Our culture has branded the individual who sells insurance as a pariah. Why? Insurance protects millions of families from financial devastation. Life insurance in particular makes sure that families keep their homes and that children go on to receive a college education if the primary breadwinner meets an untimely end.
I’m proud to be affiliated with our industry. The individuals I know who sell insurance make an important difference in the lives of their clients by providing them with financial security. Need proof? Ask any agent who has ever delivered a death benefit check to a struggling widow or widower thanks to the deceased’s forethought in purchasing a life insurance policy.
So then why does the public loathe the idea of spending time with a life insurance professional? There are several possible explanations:
- Insurance professionals remind individuals of their mortality and that bad things can happen to them. Most people prefer to focus on the positive instead of protecting against the negative.
- Insurance can be complicated. There are definitions, exclusions, provisions and riders. People want to simplify their lives and insurance can be complex.
- Instances of poor customer service reflect badly on the industry. Every time a customer is treated poorly or is ig-nored, the industry gets a black eye.
And while all of these issues are problematic, the one issue I encounter that causes me to personally recoil in dis-gust is the way some individuals in our industry approach the sales process. It is this process that causes state and federal regulators to cast a suspicious eye toward insurance companies.
Let me give you an example. Have you ever heard a supposed insurance sales guru say: “Don’t leave money on the table. Do everything you can to prevent your client’s assets from going elsewhere.” That advice is an affront to common sense.
Most clients wisely embrace the concept of diversification. Having financial assets spread across different types of investments reduces risk. After what happened with Enron, most everyone with an ounce of financial acumen would agree that putting all your retirement assets in one company’s stock could be a potential recipe for disaster.
The same can be said of companies. When consumers purchase a financial product, they want to make sure that the company they are doing business with now is still solvent and able to meet their obligations in the coming decades when they need them.
None of us can say with 100 percent certainty what the future holds for any company. Who would have guessed a decade ago that AIG would need to take money from the federal government to stay afloat? I certainly didn’t. Spreading risk across financial institutions is just as sensible and diversifying your investment portfolio. “Don’t put all your eggs in one basket,” applies to both situations. Yet sales gurus will advocate approaches that violate common sense and prudent financial practices.
Here is another example: Beware the sales guru who says, “You need to get your clients to follow all of your advice.” This is a completely backwards approach. Financial advisors should first and foremost be LISTENING to clients and helping them to achieve THEIR goals. Asking clients to follow all your advice is the hallmark of the “one size fits all” financial advisor who wants to appear all knowing while prescribing the singular path to financial enlightenment.
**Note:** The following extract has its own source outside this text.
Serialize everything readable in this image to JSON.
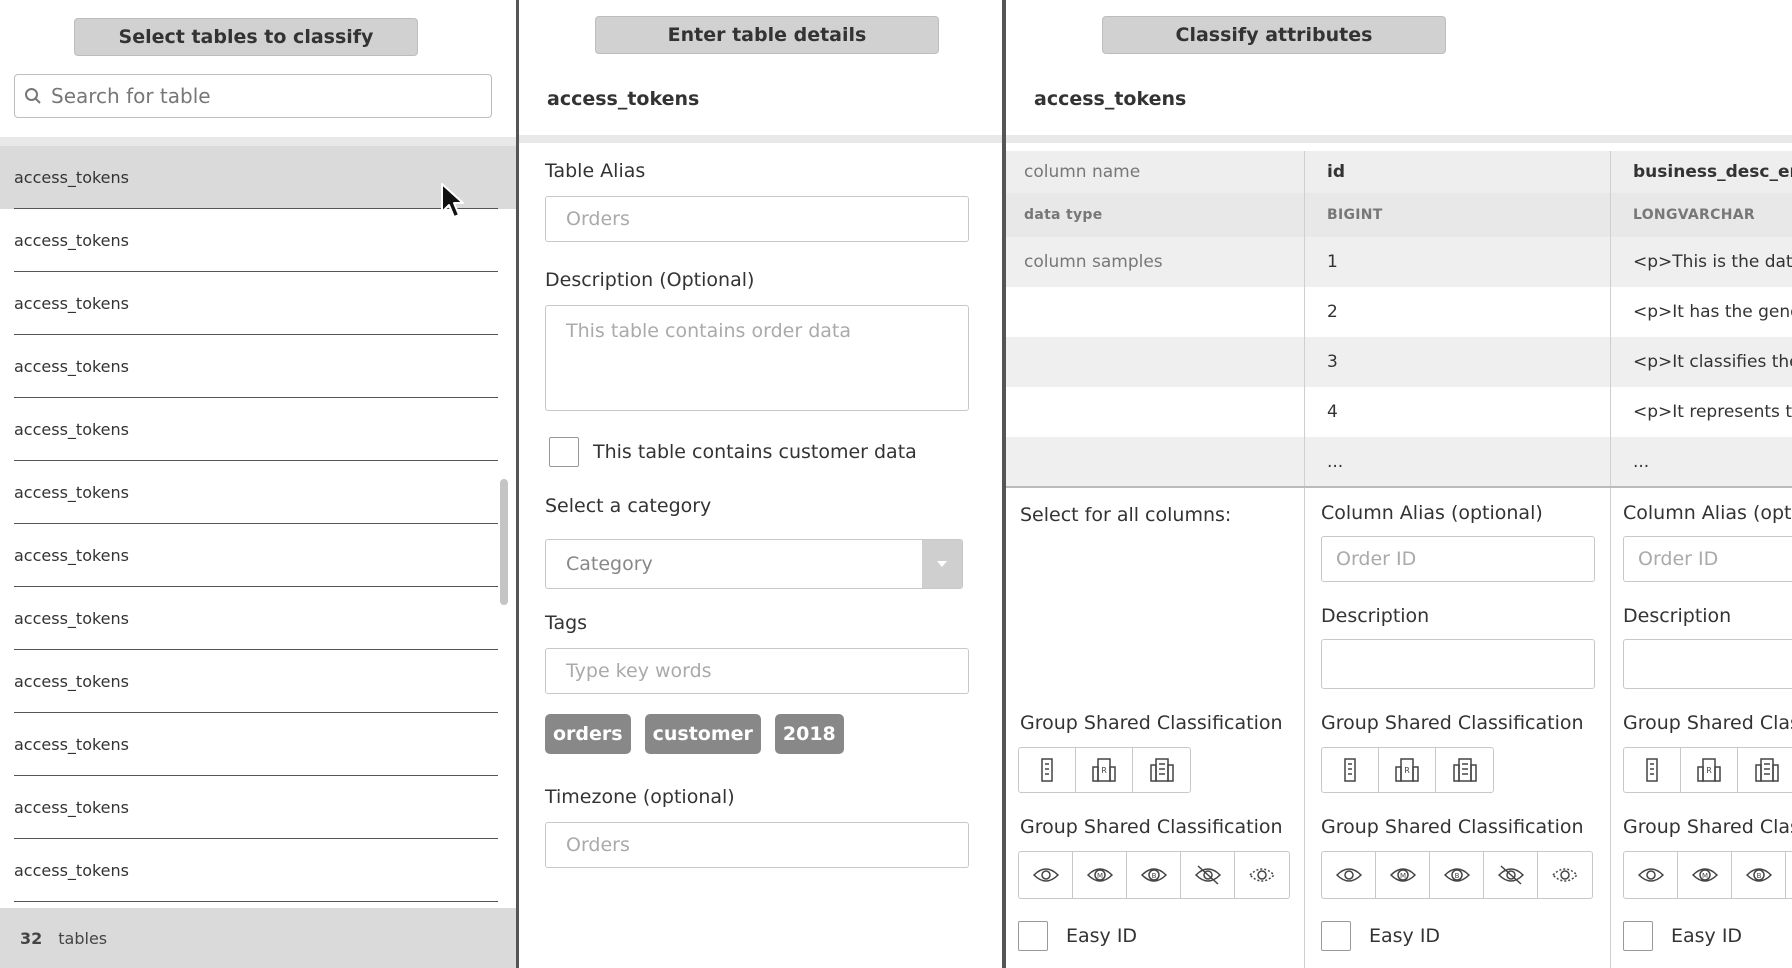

And while the one size fits all approach may be easy and convenient, creating customized plans, tailored to clients’ individual needs is the hallmark of a true professional. (Are you listening, Suze Orman?)
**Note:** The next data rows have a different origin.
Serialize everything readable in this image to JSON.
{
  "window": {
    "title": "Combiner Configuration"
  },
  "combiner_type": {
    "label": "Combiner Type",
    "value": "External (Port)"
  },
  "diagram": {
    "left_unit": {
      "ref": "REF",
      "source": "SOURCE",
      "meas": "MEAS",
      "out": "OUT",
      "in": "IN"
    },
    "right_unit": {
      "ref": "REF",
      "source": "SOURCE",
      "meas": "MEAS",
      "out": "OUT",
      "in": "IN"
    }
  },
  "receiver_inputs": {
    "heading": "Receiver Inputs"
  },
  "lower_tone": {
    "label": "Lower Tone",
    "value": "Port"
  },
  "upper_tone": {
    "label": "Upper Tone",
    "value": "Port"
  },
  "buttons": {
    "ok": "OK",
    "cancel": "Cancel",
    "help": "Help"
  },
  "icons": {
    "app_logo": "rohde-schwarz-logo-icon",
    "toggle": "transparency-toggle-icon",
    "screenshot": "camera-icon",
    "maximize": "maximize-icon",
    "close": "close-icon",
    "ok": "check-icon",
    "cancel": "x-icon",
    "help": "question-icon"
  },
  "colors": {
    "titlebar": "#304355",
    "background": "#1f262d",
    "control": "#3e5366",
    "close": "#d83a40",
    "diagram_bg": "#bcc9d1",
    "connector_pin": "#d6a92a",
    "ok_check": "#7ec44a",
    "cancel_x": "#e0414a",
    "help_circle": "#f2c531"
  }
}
So what’s the alternative? Relationships are the key to long-term success and building a business. To build rela-tionships, financial practitioners need to embrace a needs-based perspective focused on helping clients achieve fi-nancial security. This is an approach that at its heart embraces the wisdom of Solomon Huebner, the founder of The American College, who in the late 1920s began asking all individuals who earned the Chartered Life Underwrit-er, (CLU) designation to make the following pledge:
“In all my professional relationships, I pledge myself to the following rule of ethical conduct: I shall, in light of all conditions surrounding those I serve, which I shall make every conscientious effort to ascertain and understand, render that service which, in the same circumstances, I would apply to myself.”
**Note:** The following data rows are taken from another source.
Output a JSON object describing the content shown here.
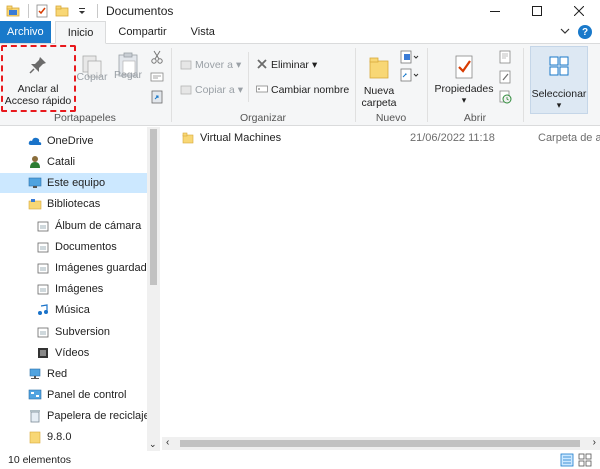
{
  "window": {
    "title": "Documentos"
  },
  "ribbon_tabs": {
    "file": "Archivo",
    "home": "Inicio",
    "share": "Compartir",
    "view": "Vista"
  },
  "ribbon": {
    "clipboard": {
      "pin_label_1": "Anclar al",
      "pin_label_2": "Acceso rápido",
      "copy": "Copiar",
      "paste": "Pegar",
      "group_label": "Portapapeles"
    },
    "organize": {
      "move_to": "Mover a",
      "copy_to": "Copiar a",
      "delete": "Eliminar",
      "rename": "Cambiar nombre",
      "group_label": "Organizar"
    },
    "new": {
      "new_folder_1": "Nueva",
      "new_folder_2": "carpeta",
      "group_label": "Nuevo"
    },
    "open": {
      "properties": "Propiedades",
      "group_label": "Abrir"
    },
    "select": {
      "label": "Seleccionar"
    }
  },
  "nav": {
    "items": [
      {
        "label": "OneDrive",
        "icon": "cloud-icon"
      },
      {
        "label": "Catali",
        "icon": "user-icon"
      },
      {
        "label": "Este equipo",
        "icon": "computer-icon"
      },
      {
        "label": "Bibliotecas",
        "icon": "libraries-icon"
      },
      {
        "label": "Álbum de cámara",
        "icon": "library-folder-icon"
      },
      {
        "label": "Documentos",
        "icon": "library-folder-icon"
      },
      {
        "label": "Imágenes guardadas",
        "icon": "library-folder-icon"
      },
      {
        "label": "Imágenes",
        "icon": "library-folder-icon"
      },
      {
        "label": "Música",
        "icon": "music-icon"
      },
      {
        "label": "Subversion",
        "icon": "library-folder-icon"
      },
      {
        "label": "Vídeos",
        "icon": "video-icon"
      },
      {
        "label": "Red",
        "icon": "network-icon"
      },
      {
        "label": "Panel de control",
        "icon": "control-panel-icon"
      },
      {
        "label": "Papelera de reciclaje",
        "icon": "recycle-bin-icon"
      },
      {
        "label": "9.8.0",
        "icon": "folder-icon"
      }
    ]
  },
  "files": [
    {
      "name": "Virtual Machines",
      "date": "21/06/2022 11:18",
      "type": "Carpeta de a"
    }
  ],
  "status": {
    "count": "10 elementos"
  },
  "colors": {
    "file_tab": "#1979ca",
    "selected": "#cce8ff",
    "highlight": "#e8191d",
    "folder": "#f8d775"
  }
}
Simply put, treat others the way you would want to be treated.
With a needs-based sales approach, the focus is on the customer, rather than on the product being sold. You build long-term trust with customers by providing them with financial services that help them achieve their objectives. And when you establish a bond of trust by selling clients what they need, as opposed to what you want to sell, you create a relationship that leads to repeat business and a more profitable practice.
Sales and marketing techniques applied in arrogance with no regard for the intelligence and common sense of the consumer make this honorable industry look as if it only cares about making a fast buck.
This is why designations are important. In addition to teaching fundamental product knowledge and sales skills, these programs require ethics training grounded in the idea that we should treat our customers the same way we ourselves would want to be treated.
As we enter 2013, each of us has the opportunity to reflect and renew our efforts to improve ourselves. If you are leading an insurance sales team, make sure your marketing techniques focus on the customer’s needs. To do less reflects badly on our industry and diminishes the reputation earned by decades of financial practitioners who sought to make insurance an honorable profession.
Do you agree? I invite you to write me at InsuranceNewsNet and share your perspectives. Let’s get a thoughtful dia-logue started.